PROVIDED ENTRIES -
· · ·
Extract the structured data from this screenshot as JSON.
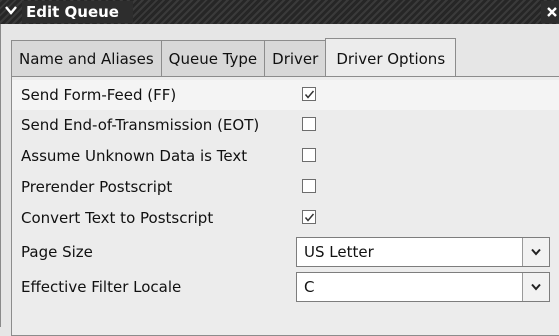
{
  "window": {
    "title": "Edit Queue",
    "menu_glyph": "⌄",
    "close_glyph": "✕"
  },
  "tabs": [
    {
      "label": "Name and Aliases",
      "active": false
    },
    {
      "label": "Queue Type",
      "active": false
    },
    {
      "label": "Driver",
      "active": false
    },
    {
      "label": "Driver Options",
      "active": true
    }
  ],
  "options": [
    {
      "label": "Send Form-Feed (FF)",
      "checked": true
    },
    {
      "label": "Send End-of-Transmission (EOT)",
      "checked": false
    },
    {
      "label": "Assume Unknown Data is Text",
      "checked": false
    },
    {
      "label": "Prerender Postscript",
      "checked": false
    },
    {
      "label": "Convert Text to Postscript",
      "checked": true
    }
  ],
  "selects": [
    {
      "label": "Page Size",
      "value": "US Letter"
    },
    {
      "label": "Effective Filter Locale",
      "value": "C"
    }
  ],
  "colors": {
    "titlebar": "#2d2d2d",
    "panel": "#ececec",
    "highlight": "#f4f4f4"
  }
}
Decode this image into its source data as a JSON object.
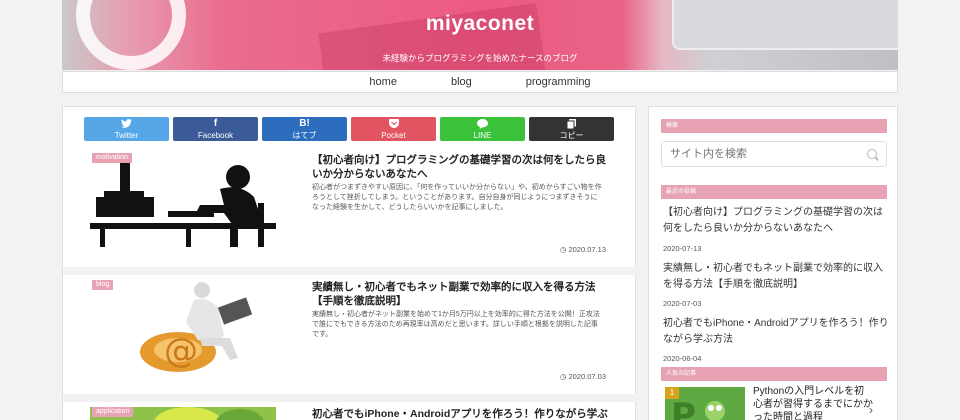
{
  "header": {
    "site_title": "miyaconet",
    "tagline": "未経験からプログラミングを始めたナースのブログ"
  },
  "nav": [
    "home",
    "blog",
    "programming"
  ],
  "share": [
    {
      "icon": "twitter-icon",
      "glyph": "🐦",
      "label": "Twitter",
      "color": "#55a7e8"
    },
    {
      "icon": "facebook-icon",
      "glyph": "f",
      "label": "Facebook",
      "color": "#3b5a98"
    },
    {
      "icon": "hatena-icon",
      "glyph": "B!",
      "label": "はてブ",
      "color": "#2c6ebd"
    },
    {
      "icon": "pocket-icon",
      "glyph": "⌄",
      "label": "Pocket",
      "color": "#e35462"
    },
    {
      "icon": "line-icon",
      "glyph": "💬",
      "label": "LINE",
      "color": "#3cc23a"
    },
    {
      "icon": "copy-icon",
      "glyph": "❐",
      "label": "コピー",
      "color": "#333333"
    }
  ],
  "posts": [
    {
      "category": "motivation",
      "title": "【初心者向け】プログラミングの基礎学習の次は何をしたら良いか分からないあなたへ",
      "excerpt": "初心者がつまずきやすい原因に、「何を作っていいか分からない」や、初めからすごい物を作ろうとして挫折してしまう。ということがあります。自分自身が同じようにつまずきそうになった経験を生かして、どうしたらいいかを記事にしました。",
      "date": "2020.07.13"
    },
    {
      "category": "blog",
      "title": "実績無し・初心者でもネット副業で効率的に収入を得る方法【手順を徹底説明】",
      "excerpt": "実績無し・初心者がネット副業を始めて1か月5万円以上を効率的に得た方法を公開！正攻法で誰にでもできる方法のため再現率は高めだと思います。詳しい手順と根拠を説明した記事です。",
      "date": "2020.07.03"
    },
    {
      "category": "application",
      "title": "初心者でもiPhone・Androidアプリを作ろう！作りながら学ぶ方法"
    }
  ],
  "sidebar": {
    "search_heading": "検索",
    "search_placeholder": "サイト内を検索",
    "recent_heading": "最近の投稿",
    "recent": [
      {
        "title": "【初心者向け】プログラミングの基礎学習の次は何をしたら良いか分からないあなたへ",
        "date": "2020-07-13"
      },
      {
        "title": "実績無し・初心者でもネット副業で効率的に収入を得る方法【手順を徹底説明】",
        "date": "2020-07-03"
      },
      {
        "title": "初心者でもiPhone・Androidアプリを作ろう！作りながら学ぶ方法",
        "date": "2020-06-04"
      }
    ],
    "popular_heading": "人気の記事",
    "popular": [
      {
        "rank": "1",
        "title": "Pythonの入門レベルを初心者が習得するまでにかかった時間と過程"
      }
    ]
  }
}
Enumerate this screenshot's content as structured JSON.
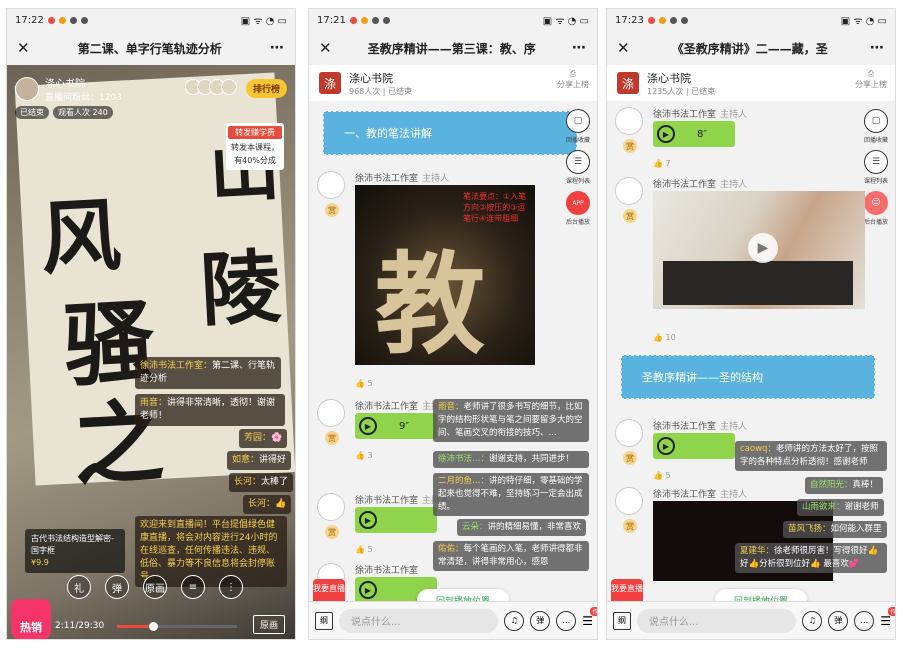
{
  "p1": {
    "time": "17:22",
    "title": "第二课、单字行笔轨迹分析",
    "host_name": "涤心书院",
    "host_fans": "直播间粉丝：1203",
    "ended": "已结束",
    "viewers": "观看人次 240",
    "rank_label": "排行榜",
    "promo_head": "转发赚学费",
    "promo_body": "转发本课程，有40%分成",
    "calligraphy1": "风",
    "calligraphy2": "骚",
    "calligraphy3": "之",
    "calligraphy4": "山",
    "calligraphy5": "陵",
    "chats": [
      {
        "name": "徐沛书法工作室：",
        "text": "第二课、行笔轨迹分析"
      },
      {
        "name": "雨音：",
        "text": "讲得非常清晰，透彻！谢谢老师！"
      },
      {
        "name": "芳园：",
        "text": "🌸"
      },
      {
        "name": "如意：",
        "text": "讲得好"
      },
      {
        "name": "长河：",
        "text": "太棒了"
      },
      {
        "name": "长河：",
        "text": "👍"
      }
    ],
    "notice": "欢迎来到直播间！平台提倡绿色健康直播，将会对内容进行24小时的在线巡查，任何传播违法、违规、低俗、暴力等不良信息将会封停账号",
    "book_text": "古代书法结构造型解密-国字框",
    "price": "¥9.9",
    "ctrl_labels": [
      "礼",
      "弹",
      "原画",
      "≡",
      "⋮"
    ],
    "hot": "热销",
    "progress_text": "2:11/29:30",
    "progress_value": 0.3,
    "orig_label": "原画"
  },
  "p2": {
    "time": "17:21",
    "title": "圣教序精讲——第三课：教、序",
    "org": "涤心书院",
    "stats": "968人次 | 已结束",
    "share": "分享上榜",
    "section1": "一、教的笔法讲解",
    "side": [
      "回播收藏",
      "课程列表",
      "后台播放"
    ],
    "host": "徐沛书法工作室",
    "host_tag": "主持人",
    "big_char": "教",
    "note": "笔法要点：①入笔方向②按压的③运笔行④连带粗细",
    "likes1": "5",
    "voice1": "9″",
    "likes2": "3",
    "likes3": "5",
    "danmu": [
      {
        "name": "雨音：",
        "text": "老师讲了很多书写的细节，比如字的结构形状笔与笔之间要留多大的空间、笔画交叉的衔接的技巧、..."
      },
      {
        "name": "徐沛书法…：",
        "text": "谢谢支持，共同进步！"
      },
      {
        "name": "二月的鱼…：",
        "text": "讲的特仔细，零基础的学起来也觉得不难，坚持练习一定会出成绩。"
      },
      {
        "name": "云朵：",
        "text": "讲的精细易懂，非常喜欢"
      },
      {
        "name": "佑佑：",
        "text": "每个笔画的入笔，老师讲得都非常清楚，讲得非常用心，感恩"
      }
    ],
    "backpos": "回到播放位置",
    "live": "我要直播",
    "input": "说点什么...",
    "homework": "作业"
  },
  "p3": {
    "time": "17:23",
    "title": "《圣教序精讲》二——藏，圣",
    "org": "涤心书院",
    "stats": "1235人次 | 已结束",
    "share": "分享上榜",
    "side": [
      "回播收藏",
      "课程列表",
      "后台播放"
    ],
    "host": "徐沛书法工作室",
    "host_tag": "主持人",
    "voice1": "8″",
    "likes1": "7",
    "likes2": "10",
    "section2": "圣教序精讲——圣的结构",
    "likes3": "5",
    "danmu": [
      {
        "name": "caowq：",
        "text": "老师讲的方法太好了，按照字的各种特点分析透彻！感谢老师"
      },
      {
        "name": "自然阳光：",
        "text": "真棒！"
      },
      {
        "name": "山雨欲来：",
        "text": "谢谢老师"
      },
      {
        "name": "苗风飞扬：",
        "text": "如何能入群里"
      },
      {
        "name": "夏建华：",
        "text": "徐老师很厉害！写得很好👍 好👍分析很到位好👍 最喜欢💕"
      }
    ],
    "backpos": "回到播放位置",
    "live": "我要直播",
    "input": "说点什么...",
    "homework": "作业"
  }
}
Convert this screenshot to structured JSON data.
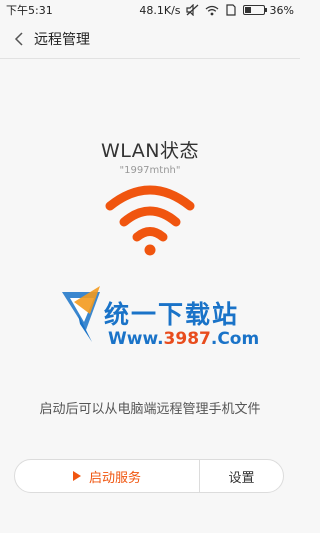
{
  "status_bar": {
    "time": "下午5:31",
    "speed": "48.1K/s",
    "battery": "36%",
    "battery_level": 0.36,
    "icons": [
      "mute-icon",
      "wifi-icon",
      "sim-icon",
      "battery-icon"
    ]
  },
  "header": {
    "title": "远程管理",
    "back_icon": "back-chevron-icon"
  },
  "main": {
    "wlan_status_title": "WLAN状态",
    "ssid": "\"1997mtnh\"",
    "wifi_icon": "wifi-icon",
    "wifi_color": "#f0550f",
    "watermark": {
      "name": "统一下载站",
      "url_prefix": "Www.",
      "url_number": "3987",
      "url_suffix": ".Com"
    },
    "description": "启动后可以从电脑端远程管理手机文件"
  },
  "actions": {
    "start_label": "启动服务",
    "settings_label": "设置",
    "accent_color": "#f0550f"
  }
}
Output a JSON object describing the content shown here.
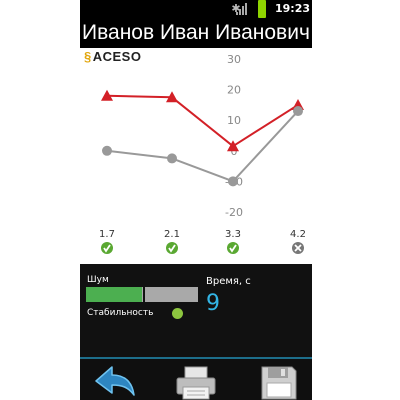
{
  "status_bar": {
    "time": "19:23",
    "icons": [
      "bluetooth-icon",
      "signal-icon",
      "battery-icon"
    ],
    "battery_color": "#8fd400"
  },
  "patient": {
    "name": "Иванов Иван Иванович"
  },
  "logo": {
    "text": "ACESO",
    "mark": "§"
  },
  "chart_data": {
    "type": "line",
    "x": [
      "1.7",
      "2.1",
      "3.3",
      "4.2"
    ],
    "ylim": [
      -22,
      32
    ],
    "y_ticks": [
      30,
      20,
      10,
      0,
      -10,
      -20
    ],
    "grid": false,
    "series": [
      {
        "color": "#d32027",
        "marker": "triangle",
        "values": [
          18,
          17.5,
          1.5,
          15
        ]
      },
      {
        "color": "#999999",
        "marker": "circle",
        "values": [
          0,
          -2.5,
          -10,
          13
        ]
      }
    ],
    "status": [
      "ok",
      "ok",
      "ok",
      "fail"
    ],
    "status_colors": {
      "ok": "#5aa832",
      "fail": "#777777"
    }
  },
  "metrics": {
    "noise_label": "Шум",
    "noise_level": 0.5,
    "noise_color": "#4caf50",
    "stability_label": "Стабильность",
    "stability_color": "#8dc63f",
    "time_label": "Время, с",
    "time_value": "9",
    "time_color": "#33b5e5"
  },
  "nav": {
    "buttons": [
      "back-arrow-icon",
      "print-icon",
      "save-floppy-icon"
    ]
  }
}
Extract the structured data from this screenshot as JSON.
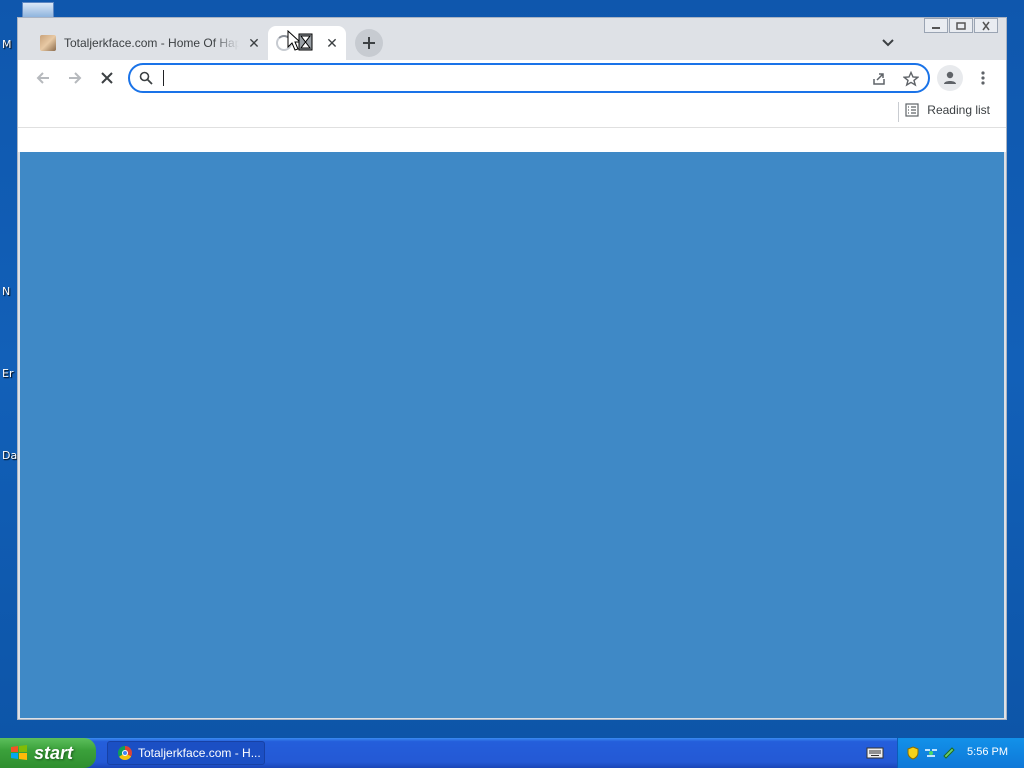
{
  "desktop": {
    "icon_labels": [
      "M",
      "N",
      "Er",
      "Da"
    ]
  },
  "browser": {
    "tabs": [
      {
        "title": "Totaljerkface.com - Home Of Happy Wheels",
        "active": false
      },
      {
        "title": "",
        "active": true,
        "loading": true
      }
    ],
    "address_bar": {
      "value": ""
    },
    "bookmarks_bar": {
      "reading_list_label": "Reading list"
    },
    "content_color": "#3f89c6"
  },
  "taskbar": {
    "start_label": "start",
    "task_button_label": "Totaljerkface.com - H...",
    "clock": "5:56 PM"
  }
}
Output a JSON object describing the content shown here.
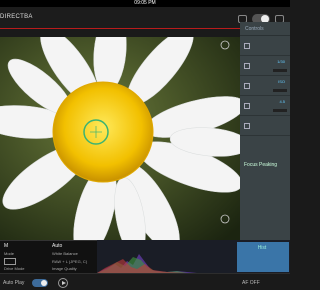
{
  "status_bar": {
    "time": "09:05 PM"
  },
  "header": {
    "title": "DIRECTBA"
  },
  "sidepanel": {
    "header": "Controls",
    "rows": [
      {
        "value": ""
      },
      {
        "value": "1/30"
      },
      {
        "value": "ISO"
      },
      {
        "value": "4.5"
      },
      {
        "value": ""
      }
    ],
    "focus_peaking": "Focus Peaking"
  },
  "bottom": {
    "mode_value": "M",
    "mode_label": "Mode",
    "wb_value": "Auto",
    "wb_label": "White Balance",
    "drive_label": "Drive Mode",
    "raw_label": "RAW + L (JPEG, C)",
    "quality_label": "Image Quality",
    "histogram_label": "Hist"
  },
  "footer": {
    "autoplay_label": "Auto Play",
    "af_label": "AF OFF"
  },
  "colors": {
    "accent_red": "#b91c1c",
    "panel": "#3a4346",
    "focus_ring": "#3cb371"
  }
}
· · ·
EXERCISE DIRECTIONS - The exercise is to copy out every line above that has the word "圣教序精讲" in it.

SOLVED PROBLEM -
    "title": "圣教序精讲——第三课：教、序",
    "title": "《圣教序精讲》二——藏，圣",
    "section2": "圣教序精讲——圣的结构",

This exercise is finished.